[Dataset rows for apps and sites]
┌──

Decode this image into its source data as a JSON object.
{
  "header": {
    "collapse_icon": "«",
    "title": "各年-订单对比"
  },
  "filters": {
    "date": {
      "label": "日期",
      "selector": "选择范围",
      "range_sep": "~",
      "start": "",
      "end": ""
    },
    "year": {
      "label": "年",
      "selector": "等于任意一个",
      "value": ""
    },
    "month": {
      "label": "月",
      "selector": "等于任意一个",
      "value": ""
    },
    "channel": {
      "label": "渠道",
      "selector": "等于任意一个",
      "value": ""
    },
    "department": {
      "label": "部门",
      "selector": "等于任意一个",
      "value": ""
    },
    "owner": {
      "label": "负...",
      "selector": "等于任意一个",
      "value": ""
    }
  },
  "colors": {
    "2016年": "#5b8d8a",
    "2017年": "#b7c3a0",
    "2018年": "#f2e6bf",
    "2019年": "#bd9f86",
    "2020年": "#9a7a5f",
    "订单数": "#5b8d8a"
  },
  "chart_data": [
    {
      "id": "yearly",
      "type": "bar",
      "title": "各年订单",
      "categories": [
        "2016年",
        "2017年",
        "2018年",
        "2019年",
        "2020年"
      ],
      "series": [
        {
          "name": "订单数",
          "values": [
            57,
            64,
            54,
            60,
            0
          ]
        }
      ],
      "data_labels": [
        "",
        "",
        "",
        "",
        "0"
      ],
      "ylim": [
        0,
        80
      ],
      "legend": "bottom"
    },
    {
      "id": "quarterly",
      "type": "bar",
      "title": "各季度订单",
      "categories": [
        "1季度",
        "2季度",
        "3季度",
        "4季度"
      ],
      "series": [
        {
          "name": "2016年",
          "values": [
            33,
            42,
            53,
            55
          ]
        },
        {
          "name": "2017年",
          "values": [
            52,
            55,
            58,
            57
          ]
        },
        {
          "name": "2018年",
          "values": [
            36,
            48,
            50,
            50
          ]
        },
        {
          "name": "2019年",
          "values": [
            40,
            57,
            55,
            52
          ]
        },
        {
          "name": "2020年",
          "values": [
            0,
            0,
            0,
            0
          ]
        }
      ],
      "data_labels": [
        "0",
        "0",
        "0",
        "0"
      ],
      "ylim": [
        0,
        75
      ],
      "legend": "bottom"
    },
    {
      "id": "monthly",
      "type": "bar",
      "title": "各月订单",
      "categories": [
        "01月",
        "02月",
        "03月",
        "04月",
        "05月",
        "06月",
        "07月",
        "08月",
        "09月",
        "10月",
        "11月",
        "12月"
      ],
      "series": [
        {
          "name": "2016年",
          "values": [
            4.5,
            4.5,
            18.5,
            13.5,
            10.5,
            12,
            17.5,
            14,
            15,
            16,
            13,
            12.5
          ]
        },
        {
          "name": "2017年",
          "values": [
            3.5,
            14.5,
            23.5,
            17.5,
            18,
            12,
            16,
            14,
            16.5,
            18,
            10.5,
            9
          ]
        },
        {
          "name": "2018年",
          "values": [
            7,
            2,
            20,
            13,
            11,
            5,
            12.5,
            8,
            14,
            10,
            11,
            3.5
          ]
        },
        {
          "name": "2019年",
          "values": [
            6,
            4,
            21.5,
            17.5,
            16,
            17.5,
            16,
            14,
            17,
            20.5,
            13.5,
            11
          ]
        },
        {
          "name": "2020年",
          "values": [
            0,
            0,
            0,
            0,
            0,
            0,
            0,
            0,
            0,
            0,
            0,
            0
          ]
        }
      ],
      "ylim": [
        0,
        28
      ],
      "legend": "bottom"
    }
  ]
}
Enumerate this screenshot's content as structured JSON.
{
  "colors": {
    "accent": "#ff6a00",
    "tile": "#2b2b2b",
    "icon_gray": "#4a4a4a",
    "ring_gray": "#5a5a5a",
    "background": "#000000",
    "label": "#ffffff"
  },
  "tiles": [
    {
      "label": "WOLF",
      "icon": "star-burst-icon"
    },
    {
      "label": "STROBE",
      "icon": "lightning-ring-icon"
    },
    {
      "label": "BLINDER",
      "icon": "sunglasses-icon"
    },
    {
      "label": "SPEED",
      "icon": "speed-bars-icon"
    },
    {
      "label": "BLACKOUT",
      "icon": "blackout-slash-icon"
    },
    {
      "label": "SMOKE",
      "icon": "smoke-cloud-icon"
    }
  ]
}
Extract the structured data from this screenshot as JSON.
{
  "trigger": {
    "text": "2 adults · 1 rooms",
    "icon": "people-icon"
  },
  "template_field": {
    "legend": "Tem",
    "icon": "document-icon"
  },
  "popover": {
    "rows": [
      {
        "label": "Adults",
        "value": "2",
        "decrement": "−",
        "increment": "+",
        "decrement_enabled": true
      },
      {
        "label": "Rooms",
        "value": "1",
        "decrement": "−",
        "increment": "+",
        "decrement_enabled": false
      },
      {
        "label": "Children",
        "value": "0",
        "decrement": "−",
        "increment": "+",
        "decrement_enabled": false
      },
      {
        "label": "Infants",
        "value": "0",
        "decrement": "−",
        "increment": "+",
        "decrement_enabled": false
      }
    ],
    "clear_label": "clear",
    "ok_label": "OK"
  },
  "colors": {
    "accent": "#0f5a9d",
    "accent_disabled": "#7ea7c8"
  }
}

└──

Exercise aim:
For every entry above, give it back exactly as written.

Answer to the problem:
Decode this image into its source data as a JSON object.
{
  "header": {
    "collapse_icon": "«",
    "title": "各年-订单对比"
  },
  "filters": {
    "date": {
      "label": "日期",
      "selector": "选择范围",
      "range_sep": "~",
      "start": "",
      "end": ""
    },
    "year": {
      "label": "年",
      "selector": "等于任意一个",
      "value": ""
    },
    "month": {
      "label": "月",
      "selector": "等于任意一个",
      "value": ""
    },
    "channel": {
      "label": "渠道",
      "selector": "等于任意一个",
      "value": ""
    },
    "department": {
      "label": "部门",
      "selector": "等于任意一个",
      "value": ""
    },
    "owner": {
      "label": "负...",
      "selector": "等于任意一个",
      "value": ""
    }
  },
  "colors": {
    "2016年": "#5b8d8a",
    "2017年": "#b7c3a0",
    "2018年": "#f2e6bf",
    "2019年": "#bd9f86",
    "2020年": "#9a7a5f",
    "订单数": "#5b8d8a"
  },
  "chart_data": [
    {
      "id": "yearly",
      "type": "bar",
      "title": "各年订单",
      "categories": [
        "2016年",
        "2017年",
        "2018年",
        "2019年",
        "2020年"
      ],
      "series": [
        {
          "name": "订单数",
          "values": [
            57,
            64,
            54,
            60,
            0
          ]
        }
      ],
      "data_labels": [
        "",
        "",
        "",
        "",
        "0"
      ],
      "ylim": [
        0,
        80
      ],
      "legend": "bottom"
    },
    {
      "id": "quarterly",
      "type": "bar",
      "title": "各季度订单",
      "categories": [
        "1季度",
        "2季度",
        "3季度",
        "4季度"
      ],
      "series": [
        {
          "name": "2016年",
          "values": [
            33,
            42,
            53,
            55
          ]
        },
        {
          "name": "2017年",
          "values": [
            52,
            55,
            58,
            57
          ]
        },
        {
          "name": "2018年",
          "values": [
            36,
            48,
            50,
            50
          ]
        },
        {
          "name": "2019年",
          "values": [
            40,
            57,
            55,
            52
          ]
        },
        {
          "name": "2020年",
          "values": [
            0,
            0,
            0,
            0
          ]
        }
      ],
      "data_labels": [
        "0",
        "0",
        "0",
        "0"
      ],
      "ylim": [
        0,
        75
      ],
      "legend": "bottom"
    },
    {
      "id": "monthly",
      "type": "bar",
      "title": "各月订单",
      "categories": [
        "01月",
        "02月",
        "03月",
        "04月",
        "05月",
        "06月",
        "07月",
        "08月",
        "09月",
        "10月",
        "11月",
        "12月"
      ],
      "series": [
        {
          "name": "2016年",
          "values": [
            4.5,
            4.5,
            18.5,
            13.5,
            10.5,
            12,
            17.5,
            14,
            15,
            16,
            13,
            12.5
          ]
        },
        {
          "name": "2017年",
          "values": [
            3.5,
            14.5,
            23.5,
            17.5,
            18,
            12,
            16,
            14,
            16.5,
            18,
            10.5,
            9
          ]
        },
        {
          "name": "2018年",
          "values": [
            7,
            2,
            20,
            13,
            11,
            5,
            12.5,
            8,
            14,
            10,
            11,
            3.5
          ]
        },
        {
          "name": "2019年",
          "values": [
            6,
            4,
            21.5,
            17.5,
            16,
            17.5,
            16,
            14,
            17,
            20.5,
            13.5,
            11
          ]
        },
        {
          "name": "2020年",
          "values": [
            0,
            0,
            0,
            0,
            0,
            0,
            0,
            0,
            0,
            0,
            0,
            0
          ]
        }
      ],
      "ylim": [
        0,
        28
      ],
      "legend": "bottom"
    }
  ]
}
Enumerate this screenshot's content as structured JSON.
{
  "colors": {
    "accent": "#ff6a00",
    "tile": "#2b2b2b",
    "icon_gray": "#4a4a4a",
    "ring_gray": "#5a5a5a",
    "background": "#000000",
    "label": "#ffffff"
  },
  "tiles": [
    {
      "label": "WOLF",
      "icon": "star-burst-icon"
    },
    {
      "label": "STROBE",
      "icon": "lightning-ring-icon"
    },
    {
      "label": "BLINDER",
      "icon": "sunglasses-icon"
    },
    {
      "label": "SPEED",
      "icon": "speed-bars-icon"
    },
    {
      "label": "BLACKOUT",
      "icon": "blackout-slash-icon"
    },
    {
      "label": "SMOKE",
      "icon": "smoke-cloud-icon"
    }
  ]
}
Extract the structured data from this screenshot as JSON.
{
  "trigger": {
    "text": "2 adults · 1 rooms",
    "icon": "people-icon"
  },
  "template_field": {
    "legend": "Tem",
    "icon": "document-icon"
  },
  "popover": {
    "rows": [
      {
        "label": "Adults",
        "value": "2",
        "decrement": "−",
        "increment": "+",
        "decrement_enabled": true
      },
      {
        "label": "Rooms",
        "value": "1",
        "decrement": "−",
        "increment": "+",
        "decrement_enabled": false
      },
      {
        "label": "Children",
        "value": "0",
        "decrement": "−",
        "increment": "+",
        "decrement_enabled": false
      },
      {
        "label": "Infants",
        "value": "0",
        "decrement": "−",
        "increment": "+",
        "decrement_enabled": false
      }
    ],
    "clear_label": "clear",
    "ok_label": "OK"
  },
  "colors": {
    "accent": "#0f5a9d",
    "accent_disabled": "#7ea7c8"
  }
}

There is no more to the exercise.